[Material for this exercise — start]
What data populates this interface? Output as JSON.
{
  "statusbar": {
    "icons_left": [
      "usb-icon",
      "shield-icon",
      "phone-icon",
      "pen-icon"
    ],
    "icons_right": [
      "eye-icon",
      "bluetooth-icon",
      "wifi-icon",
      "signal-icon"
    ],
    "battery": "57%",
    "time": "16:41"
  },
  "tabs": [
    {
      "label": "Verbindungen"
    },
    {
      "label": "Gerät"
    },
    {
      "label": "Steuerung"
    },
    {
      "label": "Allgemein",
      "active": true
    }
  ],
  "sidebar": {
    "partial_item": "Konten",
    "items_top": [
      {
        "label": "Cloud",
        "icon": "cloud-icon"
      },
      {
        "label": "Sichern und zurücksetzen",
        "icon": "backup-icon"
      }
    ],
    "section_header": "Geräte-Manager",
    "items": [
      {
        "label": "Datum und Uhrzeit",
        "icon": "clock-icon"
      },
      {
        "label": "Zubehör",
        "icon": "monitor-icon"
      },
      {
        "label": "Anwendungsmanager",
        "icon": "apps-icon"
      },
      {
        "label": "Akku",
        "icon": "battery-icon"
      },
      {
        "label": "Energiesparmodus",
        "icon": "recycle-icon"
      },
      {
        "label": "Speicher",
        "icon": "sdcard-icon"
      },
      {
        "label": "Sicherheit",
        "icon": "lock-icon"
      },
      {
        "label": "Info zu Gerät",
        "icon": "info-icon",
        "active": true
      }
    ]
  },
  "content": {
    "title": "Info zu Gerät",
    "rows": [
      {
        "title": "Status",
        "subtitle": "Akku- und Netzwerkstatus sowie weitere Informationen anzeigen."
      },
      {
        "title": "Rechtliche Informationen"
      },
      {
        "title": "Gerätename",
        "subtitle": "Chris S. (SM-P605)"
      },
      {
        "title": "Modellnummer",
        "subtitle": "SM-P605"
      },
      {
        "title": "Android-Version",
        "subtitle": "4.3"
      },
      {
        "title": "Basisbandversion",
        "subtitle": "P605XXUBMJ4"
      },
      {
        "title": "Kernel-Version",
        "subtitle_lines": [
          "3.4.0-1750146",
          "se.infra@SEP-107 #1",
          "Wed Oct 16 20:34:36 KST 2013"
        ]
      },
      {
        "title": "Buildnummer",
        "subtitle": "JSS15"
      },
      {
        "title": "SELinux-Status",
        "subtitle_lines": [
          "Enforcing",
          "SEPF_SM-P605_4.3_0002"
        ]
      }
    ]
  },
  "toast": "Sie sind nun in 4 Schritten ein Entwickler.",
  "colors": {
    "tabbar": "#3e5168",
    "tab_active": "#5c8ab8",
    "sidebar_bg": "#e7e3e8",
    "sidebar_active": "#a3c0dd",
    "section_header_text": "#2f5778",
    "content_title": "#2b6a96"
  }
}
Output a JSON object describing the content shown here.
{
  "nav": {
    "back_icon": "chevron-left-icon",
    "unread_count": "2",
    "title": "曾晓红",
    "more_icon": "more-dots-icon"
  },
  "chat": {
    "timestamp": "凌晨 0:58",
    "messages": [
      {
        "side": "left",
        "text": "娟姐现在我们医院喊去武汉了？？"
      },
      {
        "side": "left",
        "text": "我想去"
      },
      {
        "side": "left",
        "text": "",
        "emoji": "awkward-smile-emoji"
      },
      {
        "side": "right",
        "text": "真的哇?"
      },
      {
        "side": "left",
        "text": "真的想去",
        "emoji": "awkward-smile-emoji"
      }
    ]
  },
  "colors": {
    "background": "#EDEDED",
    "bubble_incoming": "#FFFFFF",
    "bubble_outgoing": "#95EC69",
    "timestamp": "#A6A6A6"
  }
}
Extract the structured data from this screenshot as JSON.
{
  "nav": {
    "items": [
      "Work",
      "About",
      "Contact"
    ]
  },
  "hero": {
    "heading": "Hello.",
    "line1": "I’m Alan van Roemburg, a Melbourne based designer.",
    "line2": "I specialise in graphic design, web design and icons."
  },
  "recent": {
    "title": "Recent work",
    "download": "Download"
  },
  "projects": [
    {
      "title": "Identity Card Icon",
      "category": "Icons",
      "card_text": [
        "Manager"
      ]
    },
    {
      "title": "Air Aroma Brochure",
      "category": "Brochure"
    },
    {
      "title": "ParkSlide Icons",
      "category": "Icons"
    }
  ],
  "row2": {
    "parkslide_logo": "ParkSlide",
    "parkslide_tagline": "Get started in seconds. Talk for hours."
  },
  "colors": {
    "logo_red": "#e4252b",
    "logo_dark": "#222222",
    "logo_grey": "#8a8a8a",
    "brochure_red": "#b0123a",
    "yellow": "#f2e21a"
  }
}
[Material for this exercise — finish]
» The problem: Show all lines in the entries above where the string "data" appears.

» Written response:
What data populates this interface? Output as JSON.
Extract the structured data from this screenshot as JSON.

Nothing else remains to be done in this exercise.